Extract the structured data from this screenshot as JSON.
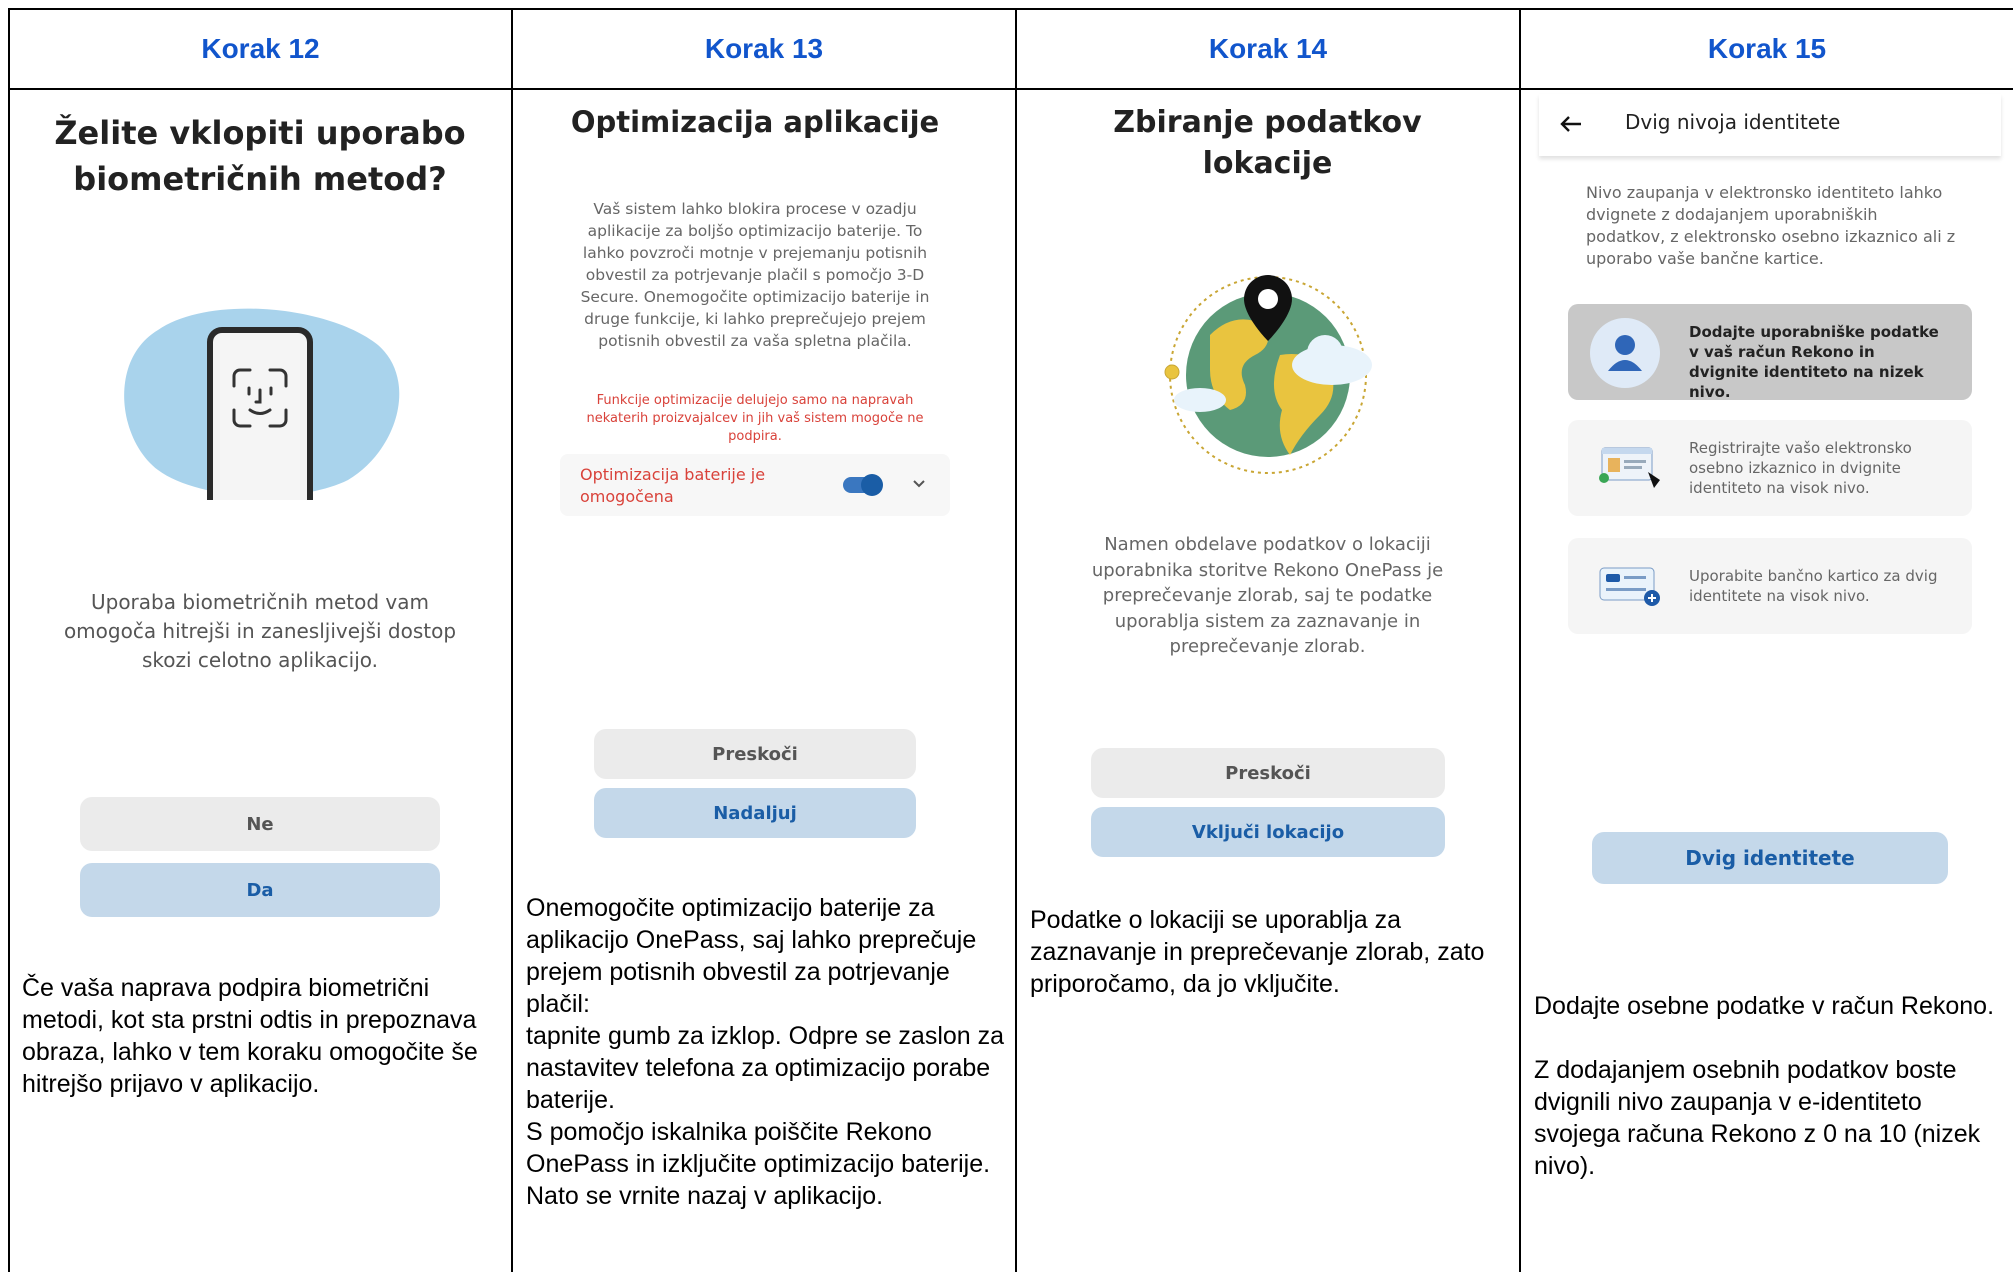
{
  "headers": [
    "Korak 12",
    "Korak 13",
    "Korak 14",
    "Korak 15"
  ],
  "step12": {
    "title": "Želite vklopiti uporabo biometričnih metod?",
    "description": "Uporaba biometričnih metod vam omogoča hitrejši in zanesljivejši dostop skozi celotno aplikacijo.",
    "button_no": "Ne",
    "button_yes": "Da",
    "note": "Če vaša naprava podpira biometrični metodi, kot sta prstni odtis in prepoznava obraza, lahko v tem koraku omogočite še hitrejšo prijavo v aplikacijo."
  },
  "step13": {
    "title": "Optimizacija aplikacije",
    "description": "Vaš sistem lahko blokira procese v ozadju aplikacije za boljšo optimizacijo baterije. To lahko povzroči motnje v prejemanju potisnih obvestil za potrjevanje plačil s pomočjo 3-D Secure. Onemogočite optimizacijo baterije in druge funkcije, ki lahko preprečujejo prejem potisnih obvestil za vaša spletna plačila.",
    "warning": "Funkcije optimizacije delujejo samo na napravah nekaterih proizvajalcev in jih vaš sistem mogoče ne podpira.",
    "toggle_label": "Optimizacija baterije je omogočena",
    "toggle_on": true,
    "button_skip": "Preskoči",
    "button_continue": "Nadaljuj",
    "note_lines": [
      "Onemogočite optimizacijo baterije za aplikacijo OnePass, saj lahko preprečuje prejem potisnih obvestil za potrjevanje plačil:",
      "tapnite gumb za izklop. Odpre se zaslon za nastavitev telefona za optimizacijo porabe baterije.",
      "S pomočjo iskalnika poiščite Rekono OnePass in izključite optimizacijo baterije. Nato se vrnite nazaj v aplikacijo."
    ]
  },
  "step14": {
    "title": "Zbiranje podatkov lokacije",
    "description": "Namen obdelave podatkov o lokaciji uporabnika storitve Rekono OnePass je preprečevanje zlorab, saj te podatke uporablja sistem za zaznavanje in preprečevanje zlorab.",
    "button_skip": "Preskoči",
    "button_enable": "Vključi lokacijo",
    "note": "Podatke o lokaciji se uporablja za zaznavanje in preprečevanje zlorab, zato priporočamo, da jo vključite."
  },
  "step15": {
    "appbar_title": "Dvig nivoja identitete",
    "intro": "Nivo zaupanja v elektronsko identiteto lahko dvignete z dodajanjem uporabniških podatkov, z elektronsko osebno izkaznico ali z uporabo vaše bančne kartice.",
    "option1": "Dodajte uporabniške podatke v vaš račun Rekono in dvignite identiteto na nizek nivo.",
    "option2": "Registrirajte vašo elektronsko osebno izkaznico in dvignite identiteto na visok nivo.",
    "option3": "Uporabite bančno kartico za dvig identitete na visok nivo.",
    "button_raise": "Dvig identitete",
    "note_p1": "Dodajte osebne podatke v račun Rekono.",
    "note_p2": "Z dodajanjem osebnih podatkov boste dvignili nivo zaupanja v e-identiteto svojega računa Rekono z 0 na 10 (nizek nivo)."
  },
  "colors": {
    "header_blue": "#1155cc",
    "button_blue_bg": "#c4d8ea",
    "button_blue_text": "#1a5da6",
    "button_grey_bg": "#ebebeb",
    "warning_red": "#d9423a",
    "toggle_blue": "#1a5da6",
    "option_selected_bg": "#c8c8c8",
    "blob_blue": "#a9d3ec",
    "globe_green": "#5b9a78",
    "globe_yellow": "#e9c43f"
  }
}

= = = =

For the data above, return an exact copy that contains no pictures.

Extract the structured data from this screenshot as JSON.
{
  "headers": [
    "Korak 12",
    "Korak 13",
    "Korak 14",
    "Korak 15"
  ],
  "step12": {
    "title": "Želite vklopiti uporabo biometričnih metod?",
    "description": "Uporaba biometričnih metod vam omogoča hitrejši in zanesljivejši dostop skozi celotno aplikacijo.",
    "button_no": "Ne",
    "button_yes": "Da",
    "note": "Če vaša naprava podpira biometrični metodi, kot sta prstni odtis in prepoznava obraza, lahko v tem koraku omogočite še hitrejšo prijavo v aplikacijo."
  },
  "step13": {
    "title": "Optimizacija aplikacije",
    "description": "Vaš sistem lahko blokira procese v ozadju aplikacije za boljšo optimizacijo baterije. To lahko povzroči motnje v prejemanju potisnih obvestil za potrjevanje plačil s pomočjo 3-D Secure. Onemogočite optimizacijo baterije in druge funkcije, ki lahko preprečujejo prejem potisnih obvestil za vaša spletna plačila.",
    "warning": "Funkcije optimizacije delujejo samo na napravah nekaterih proizvajalcev in jih vaš sistem mogoče ne podpira.",
    "toggle_label": "Optimizacija baterije je omogočena",
    "toggle_on": true,
    "button_skip": "Preskoči",
    "button_continue": "Nadaljuj",
    "note_lines": [
      "Onemogočite optimizacijo baterije za aplikacijo OnePass, saj lahko preprečuje prejem potisnih obvestil za potrjevanje plačil:",
      "tapnite gumb za izklop. Odpre se zaslon za nastavitev telefona za optimizacijo porabe baterije.",
      "S pomočjo iskalnika poiščite Rekono OnePass in izključite optimizacijo baterije. Nato se vrnite nazaj v aplikacijo."
    ]
  },
  "step14": {
    "title": "Zbiranje podatkov lokacije",
    "description": "Namen obdelave podatkov o lokaciji uporabnika storitve Rekono OnePass je preprečevanje zlorab, saj te podatke uporablja sistem za zaznavanje in preprečevanje zlorab.",
    "button_skip": "Preskoči",
    "button_enable": "Vključi lokacijo",
    "note": "Podatke o lokaciji se uporablja za zaznavanje in preprečevanje zlorab, zato priporočamo, da jo vključite."
  },
  "step15": {
    "appbar_title": "Dvig nivoja identitete",
    "intro": "Nivo zaupanja v elektronsko identiteto lahko dvignete z dodajanjem uporabniških podatkov, z elektronsko osebno izkaznico ali z uporabo vaše bančne kartice.",
    "option1": "Dodajte uporabniške podatke v vaš račun Rekono in dvignite identiteto na nizek nivo.",
    "option2": "Registrirajte vašo elektronsko osebno izkaznico in dvignite identiteto na visok nivo.",
    "option3": "Uporabite bančno kartico za dvig identitete na visok nivo.",
    "button_raise": "Dvig identitete",
    "note_p1": "Dodajte osebne podatke v račun Rekono.",
    "note_p2": "Z dodajanjem osebnih podatkov boste dvignili nivo zaupanja v e-identiteto svojega računa Rekono z 0 na 10 (nizek nivo)."
  },
  "colors": {
    "header_blue": "#1155cc",
    "button_blue_bg": "#c4d8ea",
    "button_blue_text": "#1a5da6",
    "button_grey_bg": "#ebebeb",
    "warning_red": "#d9423a",
    "toggle_blue": "#1a5da6",
    "option_selected_bg": "#c8c8c8",
    "blob_blue": "#a9d3ec",
    "globe_green": "#5b9a78",
    "globe_yellow": "#e9c43f"
  }
}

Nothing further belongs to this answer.